>>>>>

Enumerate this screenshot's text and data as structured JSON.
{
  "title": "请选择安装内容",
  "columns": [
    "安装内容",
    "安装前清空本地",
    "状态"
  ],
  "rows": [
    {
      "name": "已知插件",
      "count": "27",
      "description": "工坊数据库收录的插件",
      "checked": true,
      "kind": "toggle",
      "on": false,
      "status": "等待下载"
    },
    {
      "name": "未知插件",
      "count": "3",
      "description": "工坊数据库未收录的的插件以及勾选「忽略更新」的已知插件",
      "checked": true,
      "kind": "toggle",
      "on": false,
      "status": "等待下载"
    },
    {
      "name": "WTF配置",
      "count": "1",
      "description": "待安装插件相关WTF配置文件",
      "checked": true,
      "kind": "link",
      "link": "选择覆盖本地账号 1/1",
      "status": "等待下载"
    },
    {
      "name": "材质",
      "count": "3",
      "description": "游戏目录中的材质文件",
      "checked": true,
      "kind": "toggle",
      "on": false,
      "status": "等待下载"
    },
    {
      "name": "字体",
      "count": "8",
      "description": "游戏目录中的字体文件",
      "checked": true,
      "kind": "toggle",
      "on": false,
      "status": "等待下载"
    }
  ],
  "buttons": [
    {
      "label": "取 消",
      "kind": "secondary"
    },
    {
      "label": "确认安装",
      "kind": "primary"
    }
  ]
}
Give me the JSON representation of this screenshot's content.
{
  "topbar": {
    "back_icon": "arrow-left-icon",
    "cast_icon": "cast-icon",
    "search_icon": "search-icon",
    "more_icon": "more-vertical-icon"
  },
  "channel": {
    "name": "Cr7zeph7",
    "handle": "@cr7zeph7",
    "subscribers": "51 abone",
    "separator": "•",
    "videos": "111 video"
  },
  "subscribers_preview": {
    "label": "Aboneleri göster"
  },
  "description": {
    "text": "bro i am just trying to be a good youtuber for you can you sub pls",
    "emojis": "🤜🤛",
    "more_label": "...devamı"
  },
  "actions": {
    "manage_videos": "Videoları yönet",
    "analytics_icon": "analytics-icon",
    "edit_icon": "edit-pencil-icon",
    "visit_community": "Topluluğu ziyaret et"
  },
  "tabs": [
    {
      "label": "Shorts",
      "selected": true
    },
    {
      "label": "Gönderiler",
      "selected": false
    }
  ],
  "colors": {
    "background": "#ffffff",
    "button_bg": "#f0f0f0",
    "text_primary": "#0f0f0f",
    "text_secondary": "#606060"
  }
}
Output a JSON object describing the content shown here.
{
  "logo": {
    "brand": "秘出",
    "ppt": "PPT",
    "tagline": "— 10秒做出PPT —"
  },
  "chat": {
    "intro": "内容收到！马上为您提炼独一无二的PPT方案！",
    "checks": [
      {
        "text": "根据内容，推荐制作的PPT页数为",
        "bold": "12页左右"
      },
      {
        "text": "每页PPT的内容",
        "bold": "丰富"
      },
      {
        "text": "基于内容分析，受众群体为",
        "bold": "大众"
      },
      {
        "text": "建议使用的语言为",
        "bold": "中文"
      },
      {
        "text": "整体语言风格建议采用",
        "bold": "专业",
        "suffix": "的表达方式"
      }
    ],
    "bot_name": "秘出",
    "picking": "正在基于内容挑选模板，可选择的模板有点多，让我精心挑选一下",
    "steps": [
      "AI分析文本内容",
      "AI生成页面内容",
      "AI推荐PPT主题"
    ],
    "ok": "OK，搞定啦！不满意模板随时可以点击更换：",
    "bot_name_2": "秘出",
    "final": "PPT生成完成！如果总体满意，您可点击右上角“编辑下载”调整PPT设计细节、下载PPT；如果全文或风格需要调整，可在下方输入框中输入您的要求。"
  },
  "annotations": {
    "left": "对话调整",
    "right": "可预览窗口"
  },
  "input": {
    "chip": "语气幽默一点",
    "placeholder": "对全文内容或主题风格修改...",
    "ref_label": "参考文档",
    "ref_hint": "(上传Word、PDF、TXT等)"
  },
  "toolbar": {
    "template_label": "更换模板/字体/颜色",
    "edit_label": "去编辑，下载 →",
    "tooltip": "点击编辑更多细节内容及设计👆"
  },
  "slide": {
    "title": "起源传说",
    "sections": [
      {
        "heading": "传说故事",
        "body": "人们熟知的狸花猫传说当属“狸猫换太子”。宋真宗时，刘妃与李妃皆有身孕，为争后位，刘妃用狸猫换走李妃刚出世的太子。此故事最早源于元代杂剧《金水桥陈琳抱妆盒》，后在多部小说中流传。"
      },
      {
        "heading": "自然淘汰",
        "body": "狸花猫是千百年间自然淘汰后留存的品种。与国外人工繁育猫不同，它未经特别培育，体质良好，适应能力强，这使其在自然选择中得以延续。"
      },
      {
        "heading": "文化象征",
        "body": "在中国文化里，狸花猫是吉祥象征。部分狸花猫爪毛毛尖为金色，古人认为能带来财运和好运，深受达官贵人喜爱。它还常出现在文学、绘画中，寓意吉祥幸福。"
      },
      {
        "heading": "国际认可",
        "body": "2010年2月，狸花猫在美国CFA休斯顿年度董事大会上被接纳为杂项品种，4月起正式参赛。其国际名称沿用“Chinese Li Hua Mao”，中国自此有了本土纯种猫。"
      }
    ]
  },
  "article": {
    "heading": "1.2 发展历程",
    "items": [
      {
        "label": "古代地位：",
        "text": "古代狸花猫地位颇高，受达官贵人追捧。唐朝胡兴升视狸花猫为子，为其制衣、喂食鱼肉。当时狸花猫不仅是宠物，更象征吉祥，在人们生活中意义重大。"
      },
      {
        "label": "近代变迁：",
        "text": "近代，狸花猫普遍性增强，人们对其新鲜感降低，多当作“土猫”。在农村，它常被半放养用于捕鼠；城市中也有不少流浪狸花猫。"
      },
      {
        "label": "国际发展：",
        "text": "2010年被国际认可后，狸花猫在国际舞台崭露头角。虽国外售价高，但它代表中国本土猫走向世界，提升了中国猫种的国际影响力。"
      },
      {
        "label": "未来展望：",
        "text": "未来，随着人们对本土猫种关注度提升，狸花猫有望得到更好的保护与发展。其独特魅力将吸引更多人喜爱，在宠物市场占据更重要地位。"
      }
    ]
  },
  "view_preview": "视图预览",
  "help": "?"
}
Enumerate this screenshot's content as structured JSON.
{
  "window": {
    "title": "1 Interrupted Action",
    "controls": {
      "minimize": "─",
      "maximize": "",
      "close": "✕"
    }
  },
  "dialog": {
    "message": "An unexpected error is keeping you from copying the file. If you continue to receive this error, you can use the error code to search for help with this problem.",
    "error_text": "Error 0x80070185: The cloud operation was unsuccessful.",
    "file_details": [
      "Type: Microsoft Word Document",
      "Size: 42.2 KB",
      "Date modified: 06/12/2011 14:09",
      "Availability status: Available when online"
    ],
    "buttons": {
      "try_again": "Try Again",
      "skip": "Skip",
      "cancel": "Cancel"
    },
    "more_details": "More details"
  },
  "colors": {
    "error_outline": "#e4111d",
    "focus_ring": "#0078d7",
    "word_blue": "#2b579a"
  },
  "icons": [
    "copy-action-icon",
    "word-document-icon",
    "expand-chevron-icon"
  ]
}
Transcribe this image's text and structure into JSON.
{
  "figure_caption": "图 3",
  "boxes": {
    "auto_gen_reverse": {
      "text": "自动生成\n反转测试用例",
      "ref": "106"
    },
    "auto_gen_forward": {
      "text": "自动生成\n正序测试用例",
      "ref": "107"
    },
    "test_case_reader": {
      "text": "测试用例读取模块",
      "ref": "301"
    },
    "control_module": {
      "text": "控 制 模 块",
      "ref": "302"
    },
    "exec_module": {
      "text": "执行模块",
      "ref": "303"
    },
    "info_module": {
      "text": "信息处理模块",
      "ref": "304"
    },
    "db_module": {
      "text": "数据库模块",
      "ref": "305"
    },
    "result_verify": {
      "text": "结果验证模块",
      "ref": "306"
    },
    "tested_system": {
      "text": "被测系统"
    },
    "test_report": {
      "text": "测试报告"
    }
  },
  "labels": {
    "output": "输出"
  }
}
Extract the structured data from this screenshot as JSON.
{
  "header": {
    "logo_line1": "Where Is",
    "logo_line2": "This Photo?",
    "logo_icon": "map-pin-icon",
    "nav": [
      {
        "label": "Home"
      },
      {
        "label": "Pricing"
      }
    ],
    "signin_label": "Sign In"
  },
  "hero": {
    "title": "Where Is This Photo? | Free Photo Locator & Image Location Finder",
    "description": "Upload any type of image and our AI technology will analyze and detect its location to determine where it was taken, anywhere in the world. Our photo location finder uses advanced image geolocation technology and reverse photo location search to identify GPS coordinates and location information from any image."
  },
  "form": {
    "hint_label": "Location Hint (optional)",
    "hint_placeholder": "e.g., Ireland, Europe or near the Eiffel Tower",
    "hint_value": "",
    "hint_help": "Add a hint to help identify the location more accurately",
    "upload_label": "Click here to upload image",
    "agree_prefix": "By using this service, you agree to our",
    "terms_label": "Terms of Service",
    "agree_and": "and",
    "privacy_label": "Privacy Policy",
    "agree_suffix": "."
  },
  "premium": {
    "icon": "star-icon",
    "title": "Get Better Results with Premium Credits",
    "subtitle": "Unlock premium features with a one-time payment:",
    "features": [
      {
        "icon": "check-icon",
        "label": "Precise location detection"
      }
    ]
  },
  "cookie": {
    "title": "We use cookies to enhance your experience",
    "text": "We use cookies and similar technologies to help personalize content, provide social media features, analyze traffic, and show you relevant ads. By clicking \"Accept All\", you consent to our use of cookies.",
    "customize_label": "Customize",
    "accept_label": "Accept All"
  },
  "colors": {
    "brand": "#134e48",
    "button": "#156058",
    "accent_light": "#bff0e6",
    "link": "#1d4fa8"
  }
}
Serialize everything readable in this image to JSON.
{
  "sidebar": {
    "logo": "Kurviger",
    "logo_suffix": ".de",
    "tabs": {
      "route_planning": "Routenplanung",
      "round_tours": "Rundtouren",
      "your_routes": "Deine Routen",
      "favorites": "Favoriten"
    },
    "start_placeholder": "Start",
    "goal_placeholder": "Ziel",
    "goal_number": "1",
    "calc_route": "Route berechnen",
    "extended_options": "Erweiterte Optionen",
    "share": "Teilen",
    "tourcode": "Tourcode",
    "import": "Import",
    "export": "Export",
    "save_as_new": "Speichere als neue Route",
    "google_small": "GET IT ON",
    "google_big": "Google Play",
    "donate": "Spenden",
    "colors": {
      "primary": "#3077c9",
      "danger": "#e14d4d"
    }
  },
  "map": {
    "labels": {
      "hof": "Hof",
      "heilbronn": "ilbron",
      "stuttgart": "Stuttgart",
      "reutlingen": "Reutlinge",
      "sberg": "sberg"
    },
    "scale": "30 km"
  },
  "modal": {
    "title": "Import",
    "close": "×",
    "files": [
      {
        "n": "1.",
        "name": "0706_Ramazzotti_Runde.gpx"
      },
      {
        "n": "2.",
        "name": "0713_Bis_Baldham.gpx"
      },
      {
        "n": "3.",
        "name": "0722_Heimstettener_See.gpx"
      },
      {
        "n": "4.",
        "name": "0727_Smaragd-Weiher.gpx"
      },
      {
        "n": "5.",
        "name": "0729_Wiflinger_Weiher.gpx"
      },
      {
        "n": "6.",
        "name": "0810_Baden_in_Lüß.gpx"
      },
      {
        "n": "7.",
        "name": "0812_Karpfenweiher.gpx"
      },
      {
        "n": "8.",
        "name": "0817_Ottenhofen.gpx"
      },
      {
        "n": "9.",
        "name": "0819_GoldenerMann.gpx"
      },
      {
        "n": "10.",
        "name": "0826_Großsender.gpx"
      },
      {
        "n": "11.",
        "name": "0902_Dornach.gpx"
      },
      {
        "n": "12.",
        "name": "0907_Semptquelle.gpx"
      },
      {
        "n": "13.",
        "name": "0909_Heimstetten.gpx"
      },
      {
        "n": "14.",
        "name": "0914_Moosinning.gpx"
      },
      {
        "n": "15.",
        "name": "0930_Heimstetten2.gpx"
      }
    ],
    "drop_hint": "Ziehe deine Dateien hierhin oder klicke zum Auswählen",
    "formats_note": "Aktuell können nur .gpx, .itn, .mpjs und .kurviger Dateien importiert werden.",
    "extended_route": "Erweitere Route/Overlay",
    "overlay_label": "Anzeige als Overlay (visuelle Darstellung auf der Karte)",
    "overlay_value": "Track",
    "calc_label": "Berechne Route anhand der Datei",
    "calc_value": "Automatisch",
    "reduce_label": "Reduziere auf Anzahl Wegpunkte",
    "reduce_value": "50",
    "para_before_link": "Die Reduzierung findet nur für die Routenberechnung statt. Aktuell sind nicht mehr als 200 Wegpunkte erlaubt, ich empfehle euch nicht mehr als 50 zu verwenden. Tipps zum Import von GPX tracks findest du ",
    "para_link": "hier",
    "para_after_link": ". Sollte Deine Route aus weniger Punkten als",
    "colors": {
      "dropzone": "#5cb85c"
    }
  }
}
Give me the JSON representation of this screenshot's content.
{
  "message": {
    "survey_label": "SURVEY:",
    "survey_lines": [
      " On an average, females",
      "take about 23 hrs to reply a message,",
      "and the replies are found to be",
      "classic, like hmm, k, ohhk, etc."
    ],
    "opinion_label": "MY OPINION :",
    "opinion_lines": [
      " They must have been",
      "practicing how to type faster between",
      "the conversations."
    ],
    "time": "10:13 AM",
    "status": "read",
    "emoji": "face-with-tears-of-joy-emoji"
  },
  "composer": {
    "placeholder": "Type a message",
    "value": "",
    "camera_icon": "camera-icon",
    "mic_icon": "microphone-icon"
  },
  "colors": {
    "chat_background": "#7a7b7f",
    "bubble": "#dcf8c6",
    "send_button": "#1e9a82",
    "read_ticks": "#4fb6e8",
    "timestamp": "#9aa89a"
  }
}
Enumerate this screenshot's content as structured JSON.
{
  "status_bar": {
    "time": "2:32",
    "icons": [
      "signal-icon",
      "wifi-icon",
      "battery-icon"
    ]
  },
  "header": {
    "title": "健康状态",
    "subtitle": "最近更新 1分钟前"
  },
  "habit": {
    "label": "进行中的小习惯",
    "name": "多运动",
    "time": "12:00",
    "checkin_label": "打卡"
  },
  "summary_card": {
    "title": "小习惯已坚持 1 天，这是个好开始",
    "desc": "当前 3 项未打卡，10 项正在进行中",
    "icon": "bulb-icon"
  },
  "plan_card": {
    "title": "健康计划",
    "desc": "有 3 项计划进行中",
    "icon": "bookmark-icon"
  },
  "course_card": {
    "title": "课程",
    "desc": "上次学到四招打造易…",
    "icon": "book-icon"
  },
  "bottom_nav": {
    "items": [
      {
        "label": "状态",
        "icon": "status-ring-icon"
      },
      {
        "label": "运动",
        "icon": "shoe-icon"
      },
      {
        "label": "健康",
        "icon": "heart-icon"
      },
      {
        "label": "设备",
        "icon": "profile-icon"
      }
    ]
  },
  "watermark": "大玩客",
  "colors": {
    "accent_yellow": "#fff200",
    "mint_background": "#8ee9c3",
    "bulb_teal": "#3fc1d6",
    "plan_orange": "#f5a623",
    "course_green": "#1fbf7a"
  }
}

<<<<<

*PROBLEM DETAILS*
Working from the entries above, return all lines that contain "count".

*WORKED SOLUTION*
      "count": "27",
      "count": "3",
      "count": "1",
      "count": "3",
      "count": "8",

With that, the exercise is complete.